I’ve long disliked the physics practice of rounding numbers and relying on reporting of “significant figures” rather than explicitly stating the precision. The “significant figure” convention, which only allows expressing a precision of ±1/2 the least-significant digit, is a rather awkward and (I believe) stupid convention.

Here’s the difficulty, in plain English. If you report an answer as 6.4×10^{3}, you are saying that the actual answer is somewhere between 6350 and 6450. If you report it as 6.42×10^{3}, you are saying that the actual answer is somewhere between 6415 and 6425. So your choice is between an uncertainty of ±50 or ±5. But what if your actual uncertainty is ±20? There’s no way to express that if you rely on significant figures rather than reporting uncertainty. So why not explicitly state your uncertainty rather than use the implicit conventions of sig figs? It would be clearer and more informative to say what you mean.

Math teachers have some more issues with significant figures. First, aside from the fact that many of our math problem numbers are theoretically exact — often a sore point with those who are of an applied bent, since measurements cannot be exact — we have the question of where one should round. If you use 9.8 (or worse, 10) as the acceleration due to gravity on earth, there is no point in having three sig figs in your answer. (Note the lack of units, another complaint that is often levied against math teachers and math textbooks. But more on that in a different post.) Also, there are rules in science books about how to figure out the number of significant figures to leave in one’s answer, depending on the precision of the original data. But it’s fairly easy to show from concrete examples that these rules, though handy, don’t always work. It’s all a can of worms. Even though it’s necessary in chemistry, math teachers would prefer to avoid the issue.

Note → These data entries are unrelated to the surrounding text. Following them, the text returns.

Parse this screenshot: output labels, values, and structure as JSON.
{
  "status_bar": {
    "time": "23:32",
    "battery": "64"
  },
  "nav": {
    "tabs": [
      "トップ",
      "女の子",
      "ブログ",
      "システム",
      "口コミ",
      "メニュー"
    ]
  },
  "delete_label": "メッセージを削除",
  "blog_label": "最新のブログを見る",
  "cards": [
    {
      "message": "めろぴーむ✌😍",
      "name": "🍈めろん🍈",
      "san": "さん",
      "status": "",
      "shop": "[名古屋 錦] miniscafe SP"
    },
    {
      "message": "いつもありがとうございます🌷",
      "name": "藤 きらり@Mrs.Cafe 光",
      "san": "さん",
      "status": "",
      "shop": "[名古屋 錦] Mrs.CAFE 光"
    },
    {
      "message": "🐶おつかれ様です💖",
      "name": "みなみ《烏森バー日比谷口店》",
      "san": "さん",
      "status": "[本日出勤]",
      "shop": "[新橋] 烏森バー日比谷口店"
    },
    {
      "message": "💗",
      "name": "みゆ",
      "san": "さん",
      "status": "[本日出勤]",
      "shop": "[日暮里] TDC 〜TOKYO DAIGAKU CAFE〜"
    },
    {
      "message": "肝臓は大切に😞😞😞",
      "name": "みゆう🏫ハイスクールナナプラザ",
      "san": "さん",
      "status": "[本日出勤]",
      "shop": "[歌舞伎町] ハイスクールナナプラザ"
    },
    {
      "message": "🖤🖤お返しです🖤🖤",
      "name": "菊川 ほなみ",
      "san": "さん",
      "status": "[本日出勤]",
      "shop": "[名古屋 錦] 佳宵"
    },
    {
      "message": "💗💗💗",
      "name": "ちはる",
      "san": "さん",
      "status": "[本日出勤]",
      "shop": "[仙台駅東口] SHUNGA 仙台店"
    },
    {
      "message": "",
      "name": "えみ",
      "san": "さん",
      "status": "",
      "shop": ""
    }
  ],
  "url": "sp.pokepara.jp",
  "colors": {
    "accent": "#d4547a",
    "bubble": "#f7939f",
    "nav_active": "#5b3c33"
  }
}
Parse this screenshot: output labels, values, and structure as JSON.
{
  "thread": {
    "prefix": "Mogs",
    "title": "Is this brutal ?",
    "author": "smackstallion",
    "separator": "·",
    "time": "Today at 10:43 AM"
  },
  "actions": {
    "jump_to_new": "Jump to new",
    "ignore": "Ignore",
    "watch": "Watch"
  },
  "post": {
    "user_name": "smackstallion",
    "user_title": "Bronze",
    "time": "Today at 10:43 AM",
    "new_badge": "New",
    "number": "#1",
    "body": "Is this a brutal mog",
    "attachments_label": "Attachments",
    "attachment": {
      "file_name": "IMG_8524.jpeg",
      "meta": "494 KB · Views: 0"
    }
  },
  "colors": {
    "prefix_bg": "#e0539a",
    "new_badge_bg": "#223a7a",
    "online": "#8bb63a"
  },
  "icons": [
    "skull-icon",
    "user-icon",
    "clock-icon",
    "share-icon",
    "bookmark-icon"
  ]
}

Finally, another good point from the original :

Rounding in mid-calculation, as is done in examples in so many books, is both unnecessary and dangerous, increasing the error in the final result for no good reason. (Exception: mental calculations and quick back-of-the-envelope order-of-magnitude estimates often benefit from keeping only 1 or 2 significant figures to reduce the load on working memory and mental calculation time.)

This is why I keep telling students not to round until reporting the answer.

Categories: Math, Teaching & Learning